Exercise prompt |
Examine the records below and count how many lines contain the string "ОБЛАСТЬ". Give only the number.

Excerpted data |
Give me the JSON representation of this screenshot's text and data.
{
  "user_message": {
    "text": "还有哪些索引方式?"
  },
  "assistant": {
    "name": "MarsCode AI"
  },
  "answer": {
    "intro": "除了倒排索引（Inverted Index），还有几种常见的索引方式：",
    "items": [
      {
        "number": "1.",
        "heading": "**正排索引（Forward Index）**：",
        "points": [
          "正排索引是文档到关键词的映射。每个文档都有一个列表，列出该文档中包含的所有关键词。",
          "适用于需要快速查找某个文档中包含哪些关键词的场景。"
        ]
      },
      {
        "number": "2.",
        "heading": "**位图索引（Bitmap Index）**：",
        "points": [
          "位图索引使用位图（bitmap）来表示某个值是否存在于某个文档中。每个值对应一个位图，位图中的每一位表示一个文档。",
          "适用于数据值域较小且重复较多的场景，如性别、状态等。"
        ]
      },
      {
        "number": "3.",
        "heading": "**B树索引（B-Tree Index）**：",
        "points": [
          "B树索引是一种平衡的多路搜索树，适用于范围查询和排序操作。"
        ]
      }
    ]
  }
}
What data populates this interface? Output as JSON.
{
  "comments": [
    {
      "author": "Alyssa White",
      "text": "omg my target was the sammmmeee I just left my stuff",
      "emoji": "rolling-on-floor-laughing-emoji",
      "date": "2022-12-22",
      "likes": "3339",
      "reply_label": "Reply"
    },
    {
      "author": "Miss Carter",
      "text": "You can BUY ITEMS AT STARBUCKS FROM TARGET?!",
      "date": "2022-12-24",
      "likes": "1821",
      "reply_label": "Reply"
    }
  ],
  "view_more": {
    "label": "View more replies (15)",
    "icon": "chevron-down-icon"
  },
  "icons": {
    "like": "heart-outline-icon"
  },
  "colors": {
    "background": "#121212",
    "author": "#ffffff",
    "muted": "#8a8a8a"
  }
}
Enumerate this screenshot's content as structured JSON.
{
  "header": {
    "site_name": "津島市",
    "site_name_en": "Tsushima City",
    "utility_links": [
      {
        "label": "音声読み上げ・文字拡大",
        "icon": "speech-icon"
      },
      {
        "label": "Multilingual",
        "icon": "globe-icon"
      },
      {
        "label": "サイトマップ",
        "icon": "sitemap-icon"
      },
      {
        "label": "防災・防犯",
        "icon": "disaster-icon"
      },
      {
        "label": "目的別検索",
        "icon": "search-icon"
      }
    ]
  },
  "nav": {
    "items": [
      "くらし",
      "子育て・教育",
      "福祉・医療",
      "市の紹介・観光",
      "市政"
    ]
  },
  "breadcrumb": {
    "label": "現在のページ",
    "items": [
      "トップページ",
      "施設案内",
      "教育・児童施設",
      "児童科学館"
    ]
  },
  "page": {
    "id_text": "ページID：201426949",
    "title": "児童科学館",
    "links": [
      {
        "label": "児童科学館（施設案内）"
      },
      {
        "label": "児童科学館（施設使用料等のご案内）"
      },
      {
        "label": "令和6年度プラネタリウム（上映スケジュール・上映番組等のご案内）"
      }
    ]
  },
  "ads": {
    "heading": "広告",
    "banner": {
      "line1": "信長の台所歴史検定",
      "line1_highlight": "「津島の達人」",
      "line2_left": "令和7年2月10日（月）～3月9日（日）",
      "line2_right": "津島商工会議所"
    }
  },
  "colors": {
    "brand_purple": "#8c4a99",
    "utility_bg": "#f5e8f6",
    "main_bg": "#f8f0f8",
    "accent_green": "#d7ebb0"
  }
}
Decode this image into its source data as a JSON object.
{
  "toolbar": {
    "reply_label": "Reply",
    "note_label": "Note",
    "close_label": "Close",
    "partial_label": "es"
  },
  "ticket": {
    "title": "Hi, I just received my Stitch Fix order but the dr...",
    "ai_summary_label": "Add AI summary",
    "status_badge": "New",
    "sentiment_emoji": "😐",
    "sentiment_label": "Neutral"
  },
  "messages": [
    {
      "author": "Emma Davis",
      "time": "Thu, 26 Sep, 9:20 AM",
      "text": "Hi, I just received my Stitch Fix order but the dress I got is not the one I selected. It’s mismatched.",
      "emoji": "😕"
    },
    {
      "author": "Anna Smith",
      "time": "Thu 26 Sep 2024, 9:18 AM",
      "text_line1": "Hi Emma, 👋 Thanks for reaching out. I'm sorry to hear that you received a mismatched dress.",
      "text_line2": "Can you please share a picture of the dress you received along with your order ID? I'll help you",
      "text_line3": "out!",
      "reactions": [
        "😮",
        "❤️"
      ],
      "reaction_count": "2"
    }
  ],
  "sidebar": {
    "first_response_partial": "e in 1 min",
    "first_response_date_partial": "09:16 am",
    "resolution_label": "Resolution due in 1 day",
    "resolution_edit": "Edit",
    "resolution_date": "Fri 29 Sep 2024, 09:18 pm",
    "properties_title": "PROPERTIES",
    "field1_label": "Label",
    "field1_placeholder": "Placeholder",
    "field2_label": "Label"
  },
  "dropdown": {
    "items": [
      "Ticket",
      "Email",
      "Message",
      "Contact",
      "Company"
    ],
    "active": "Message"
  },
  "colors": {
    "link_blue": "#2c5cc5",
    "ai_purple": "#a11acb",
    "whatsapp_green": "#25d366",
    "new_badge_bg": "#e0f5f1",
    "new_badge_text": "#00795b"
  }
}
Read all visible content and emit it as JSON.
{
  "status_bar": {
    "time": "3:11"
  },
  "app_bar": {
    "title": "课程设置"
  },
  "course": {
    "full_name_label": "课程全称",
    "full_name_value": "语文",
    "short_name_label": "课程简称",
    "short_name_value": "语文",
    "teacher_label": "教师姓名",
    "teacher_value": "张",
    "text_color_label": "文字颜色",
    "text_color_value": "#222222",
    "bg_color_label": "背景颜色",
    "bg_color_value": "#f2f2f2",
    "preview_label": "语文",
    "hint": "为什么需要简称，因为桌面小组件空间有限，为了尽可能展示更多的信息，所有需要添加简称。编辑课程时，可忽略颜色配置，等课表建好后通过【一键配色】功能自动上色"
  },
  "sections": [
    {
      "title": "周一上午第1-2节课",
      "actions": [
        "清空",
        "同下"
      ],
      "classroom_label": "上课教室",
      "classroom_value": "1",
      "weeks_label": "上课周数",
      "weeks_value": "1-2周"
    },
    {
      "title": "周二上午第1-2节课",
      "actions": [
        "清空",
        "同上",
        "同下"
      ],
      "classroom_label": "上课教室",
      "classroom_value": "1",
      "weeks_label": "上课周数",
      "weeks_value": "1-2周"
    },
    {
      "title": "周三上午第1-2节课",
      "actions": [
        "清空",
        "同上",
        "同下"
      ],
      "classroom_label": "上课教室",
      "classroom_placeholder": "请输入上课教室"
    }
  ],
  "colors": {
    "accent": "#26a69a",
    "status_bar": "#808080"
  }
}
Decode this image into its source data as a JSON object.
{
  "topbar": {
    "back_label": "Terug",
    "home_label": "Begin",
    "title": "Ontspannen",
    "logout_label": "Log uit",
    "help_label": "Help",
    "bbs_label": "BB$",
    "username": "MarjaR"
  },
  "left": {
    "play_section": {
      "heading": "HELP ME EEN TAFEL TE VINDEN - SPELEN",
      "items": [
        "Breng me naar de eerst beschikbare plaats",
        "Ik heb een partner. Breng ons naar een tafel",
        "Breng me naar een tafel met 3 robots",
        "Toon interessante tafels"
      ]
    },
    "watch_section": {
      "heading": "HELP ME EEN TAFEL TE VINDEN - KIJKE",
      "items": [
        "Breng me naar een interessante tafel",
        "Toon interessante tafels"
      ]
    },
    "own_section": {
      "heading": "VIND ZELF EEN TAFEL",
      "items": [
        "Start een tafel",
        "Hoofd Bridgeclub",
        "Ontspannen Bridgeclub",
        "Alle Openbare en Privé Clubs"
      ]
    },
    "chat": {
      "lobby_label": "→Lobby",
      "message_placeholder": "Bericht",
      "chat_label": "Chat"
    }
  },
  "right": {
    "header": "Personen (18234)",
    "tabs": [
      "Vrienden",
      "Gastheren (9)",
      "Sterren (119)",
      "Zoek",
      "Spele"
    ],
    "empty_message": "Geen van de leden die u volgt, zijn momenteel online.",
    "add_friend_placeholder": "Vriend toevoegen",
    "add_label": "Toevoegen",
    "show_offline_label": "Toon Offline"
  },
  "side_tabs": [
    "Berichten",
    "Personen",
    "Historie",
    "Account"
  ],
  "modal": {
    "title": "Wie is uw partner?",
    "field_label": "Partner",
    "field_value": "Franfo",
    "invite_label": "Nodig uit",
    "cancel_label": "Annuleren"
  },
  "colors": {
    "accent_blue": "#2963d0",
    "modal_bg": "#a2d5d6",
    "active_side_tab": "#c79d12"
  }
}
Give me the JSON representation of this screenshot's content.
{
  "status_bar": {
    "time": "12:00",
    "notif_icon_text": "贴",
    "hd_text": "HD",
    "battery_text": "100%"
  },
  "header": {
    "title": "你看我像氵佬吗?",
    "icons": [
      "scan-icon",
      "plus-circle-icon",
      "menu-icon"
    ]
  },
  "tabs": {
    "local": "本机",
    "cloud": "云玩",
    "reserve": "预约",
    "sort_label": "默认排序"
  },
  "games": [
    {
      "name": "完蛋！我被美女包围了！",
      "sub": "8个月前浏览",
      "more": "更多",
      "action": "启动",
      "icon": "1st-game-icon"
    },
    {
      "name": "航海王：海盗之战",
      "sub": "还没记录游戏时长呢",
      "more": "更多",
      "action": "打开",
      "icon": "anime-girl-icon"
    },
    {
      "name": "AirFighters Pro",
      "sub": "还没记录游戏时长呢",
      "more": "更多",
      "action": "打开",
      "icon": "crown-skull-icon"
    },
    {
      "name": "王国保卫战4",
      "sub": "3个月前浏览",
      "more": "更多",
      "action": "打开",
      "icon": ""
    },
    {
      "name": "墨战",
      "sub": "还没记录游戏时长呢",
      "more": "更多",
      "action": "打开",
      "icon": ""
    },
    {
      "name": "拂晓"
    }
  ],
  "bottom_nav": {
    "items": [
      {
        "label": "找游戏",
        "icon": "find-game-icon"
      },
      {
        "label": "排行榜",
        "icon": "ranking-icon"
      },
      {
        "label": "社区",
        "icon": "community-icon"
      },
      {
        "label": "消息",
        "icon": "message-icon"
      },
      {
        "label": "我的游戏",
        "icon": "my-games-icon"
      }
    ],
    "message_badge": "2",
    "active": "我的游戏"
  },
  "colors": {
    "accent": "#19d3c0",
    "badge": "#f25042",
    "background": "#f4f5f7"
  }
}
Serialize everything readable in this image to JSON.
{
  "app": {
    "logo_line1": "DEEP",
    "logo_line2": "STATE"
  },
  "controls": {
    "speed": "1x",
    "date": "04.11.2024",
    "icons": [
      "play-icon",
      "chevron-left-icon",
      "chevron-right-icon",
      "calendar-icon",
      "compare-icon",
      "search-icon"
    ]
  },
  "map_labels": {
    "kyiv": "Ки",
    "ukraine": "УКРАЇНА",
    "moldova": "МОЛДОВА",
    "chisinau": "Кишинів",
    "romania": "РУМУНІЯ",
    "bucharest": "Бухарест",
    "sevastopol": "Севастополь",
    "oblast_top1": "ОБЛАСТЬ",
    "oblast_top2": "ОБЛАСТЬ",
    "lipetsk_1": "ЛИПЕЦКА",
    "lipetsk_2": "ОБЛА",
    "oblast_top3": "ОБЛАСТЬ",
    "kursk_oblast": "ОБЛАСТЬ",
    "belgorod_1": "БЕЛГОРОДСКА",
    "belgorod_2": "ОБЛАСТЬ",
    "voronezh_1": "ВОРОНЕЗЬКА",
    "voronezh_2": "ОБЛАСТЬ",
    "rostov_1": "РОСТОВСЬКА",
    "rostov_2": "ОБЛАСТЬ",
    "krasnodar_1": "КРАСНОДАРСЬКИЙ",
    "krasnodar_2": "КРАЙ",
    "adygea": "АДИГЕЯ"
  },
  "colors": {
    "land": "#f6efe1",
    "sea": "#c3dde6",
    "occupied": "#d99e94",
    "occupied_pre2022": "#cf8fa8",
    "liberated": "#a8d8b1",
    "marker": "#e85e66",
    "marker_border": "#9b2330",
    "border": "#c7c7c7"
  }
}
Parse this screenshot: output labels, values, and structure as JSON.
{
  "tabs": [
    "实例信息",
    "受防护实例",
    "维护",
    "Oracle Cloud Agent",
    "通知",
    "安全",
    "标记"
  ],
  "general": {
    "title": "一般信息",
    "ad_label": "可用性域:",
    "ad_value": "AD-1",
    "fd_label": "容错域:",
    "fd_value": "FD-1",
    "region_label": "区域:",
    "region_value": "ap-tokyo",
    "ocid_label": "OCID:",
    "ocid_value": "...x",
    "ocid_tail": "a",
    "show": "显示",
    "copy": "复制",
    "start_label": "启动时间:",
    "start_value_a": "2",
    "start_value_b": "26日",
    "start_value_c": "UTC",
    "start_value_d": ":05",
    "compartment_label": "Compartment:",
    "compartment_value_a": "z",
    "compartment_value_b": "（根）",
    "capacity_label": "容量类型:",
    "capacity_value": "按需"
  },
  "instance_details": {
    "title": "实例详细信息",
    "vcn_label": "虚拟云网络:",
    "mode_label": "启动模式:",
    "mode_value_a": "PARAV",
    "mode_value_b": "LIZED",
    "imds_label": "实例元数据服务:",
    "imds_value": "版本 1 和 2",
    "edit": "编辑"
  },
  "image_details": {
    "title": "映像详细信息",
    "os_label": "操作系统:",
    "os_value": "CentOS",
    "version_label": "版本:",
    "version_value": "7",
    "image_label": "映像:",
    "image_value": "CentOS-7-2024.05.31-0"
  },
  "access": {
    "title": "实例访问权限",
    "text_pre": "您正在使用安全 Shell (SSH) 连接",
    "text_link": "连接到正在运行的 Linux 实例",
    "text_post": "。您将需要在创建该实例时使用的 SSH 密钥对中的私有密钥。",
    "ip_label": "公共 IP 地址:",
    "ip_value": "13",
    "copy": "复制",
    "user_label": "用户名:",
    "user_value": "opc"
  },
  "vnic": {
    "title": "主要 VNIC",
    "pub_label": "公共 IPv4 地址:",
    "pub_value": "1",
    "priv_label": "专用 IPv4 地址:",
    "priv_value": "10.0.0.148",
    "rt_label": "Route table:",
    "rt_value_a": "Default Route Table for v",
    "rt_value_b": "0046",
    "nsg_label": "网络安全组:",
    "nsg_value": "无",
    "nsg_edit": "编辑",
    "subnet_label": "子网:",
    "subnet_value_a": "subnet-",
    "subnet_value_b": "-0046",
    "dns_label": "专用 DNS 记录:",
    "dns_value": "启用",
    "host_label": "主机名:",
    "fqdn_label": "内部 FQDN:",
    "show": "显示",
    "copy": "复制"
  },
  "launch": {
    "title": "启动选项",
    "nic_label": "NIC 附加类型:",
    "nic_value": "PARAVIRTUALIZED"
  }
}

Written response |
7